Intellis (www.intellisiq.com) provides coding, health information management, clinical documentation integrity, and auditing services to U.S.-based hospitals and healthcare systems.
Firmament (www.firmament.com) provides structured equity capital solutions to small- and medium-sized enterprises. Firmament is a value-added partner to entrepreneurs, management teams, and business owners and curates solutions by deploying versatile capital in a user-friendly way. Firmament concentrates on software and services businesses with significant scaling potential in the healthcare, logistics, wellness, and environmental sectors. With offices across the United States and in the United Kingdom, Firmament is focused on turning small business into big business.
In Healthcare Innovation’s article “Revenue Cycle Management and the EHR: Looking at an Important Intersection,” Joe Galdi, vice president of revenue cycle systems at the 14-hospital RWJ Barnabas Health system shared his perspectives on the challenges and opportunities facing revenue cycle management in this fraught moment in U.S. healthcare. We’re proud to see Intellis mentioned by Joe Galdi. Read the article here.

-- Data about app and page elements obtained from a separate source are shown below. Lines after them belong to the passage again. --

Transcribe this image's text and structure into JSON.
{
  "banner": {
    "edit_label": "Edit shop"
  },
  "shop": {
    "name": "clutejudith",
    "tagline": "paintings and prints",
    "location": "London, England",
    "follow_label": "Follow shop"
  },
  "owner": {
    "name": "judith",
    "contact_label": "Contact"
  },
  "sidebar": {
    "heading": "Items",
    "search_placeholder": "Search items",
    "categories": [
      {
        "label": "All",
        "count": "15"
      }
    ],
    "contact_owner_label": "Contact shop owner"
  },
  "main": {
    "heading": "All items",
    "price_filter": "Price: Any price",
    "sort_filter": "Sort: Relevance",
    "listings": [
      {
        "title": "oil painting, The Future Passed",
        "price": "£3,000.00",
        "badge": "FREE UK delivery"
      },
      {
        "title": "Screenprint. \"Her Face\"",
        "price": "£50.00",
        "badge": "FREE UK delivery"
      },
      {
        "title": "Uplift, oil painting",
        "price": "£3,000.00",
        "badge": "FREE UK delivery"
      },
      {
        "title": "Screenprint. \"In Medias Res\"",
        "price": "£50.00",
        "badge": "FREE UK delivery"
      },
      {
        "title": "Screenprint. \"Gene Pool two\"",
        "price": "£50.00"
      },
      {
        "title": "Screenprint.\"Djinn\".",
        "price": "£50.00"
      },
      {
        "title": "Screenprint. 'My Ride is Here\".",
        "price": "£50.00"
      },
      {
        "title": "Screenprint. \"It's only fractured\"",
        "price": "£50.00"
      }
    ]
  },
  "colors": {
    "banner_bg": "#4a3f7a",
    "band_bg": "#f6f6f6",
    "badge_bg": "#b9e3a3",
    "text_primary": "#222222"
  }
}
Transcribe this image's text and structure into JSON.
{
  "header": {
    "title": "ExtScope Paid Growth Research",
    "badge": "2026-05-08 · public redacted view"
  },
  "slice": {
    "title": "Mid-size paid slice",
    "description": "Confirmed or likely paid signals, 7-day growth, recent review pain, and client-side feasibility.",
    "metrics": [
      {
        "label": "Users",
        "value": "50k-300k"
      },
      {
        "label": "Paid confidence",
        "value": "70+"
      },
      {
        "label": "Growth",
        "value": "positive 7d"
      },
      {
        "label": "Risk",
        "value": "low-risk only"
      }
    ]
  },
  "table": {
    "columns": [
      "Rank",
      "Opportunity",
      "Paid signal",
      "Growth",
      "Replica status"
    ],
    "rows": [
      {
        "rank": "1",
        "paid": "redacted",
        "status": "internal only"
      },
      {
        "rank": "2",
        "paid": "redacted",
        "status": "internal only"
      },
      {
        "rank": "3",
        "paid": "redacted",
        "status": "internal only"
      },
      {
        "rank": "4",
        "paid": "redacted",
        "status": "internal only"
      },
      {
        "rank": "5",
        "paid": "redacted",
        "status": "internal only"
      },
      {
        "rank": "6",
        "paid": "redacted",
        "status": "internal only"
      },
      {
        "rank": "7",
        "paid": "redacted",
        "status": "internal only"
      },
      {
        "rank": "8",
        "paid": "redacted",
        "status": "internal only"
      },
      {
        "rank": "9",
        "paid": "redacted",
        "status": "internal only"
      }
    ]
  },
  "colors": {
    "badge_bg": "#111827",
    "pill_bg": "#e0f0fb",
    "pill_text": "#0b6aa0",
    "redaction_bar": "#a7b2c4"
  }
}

Find out more about Intellis MPI Clean-up solutions.
Significant E/M changes are coming in 2023! Jeanie Heck, our director of Education, will begin her E/M Hot Topic series this month with an overview of these changes. Subsequent monthly E/M Hot Topic presentations will provide a deeper dive into the individual categories affected by these new changes.
For additional information about E/M Guideline Updates education, contact us.
Follow us on LinkedIn to keep up-to-date.
Recently, Healthcare IT Today shared a number of insights into the health data and interoperability needs in healthcare. Now, with insights from Intellis CSO Shawn Van Doren and other experts, they explore some of the more classic IT infrastructure needs in healthcare.
Providers often use the terms hyperlipidemia and hypercholesterolemia interchangeably. Technically, hyperlipidemia is a high or elevated lipid/fat level in the blood. High blood cholesterol is a lipid disorder. As a result, when hyperlipidemia and hypercholesterolemia are both documented in the record, only assign code E78.00 (Pure hypercholesterolemia) per Coding Clinic, Second Quarter 2022. On the other hand, when ‘mixed hyperlipidemia’ and ‘hypercholesterolemia’ are both documented, assign code E78.2 (Mixed hyperlipidemia). In this example, hypercholesterolemia is included in the E78.2 code.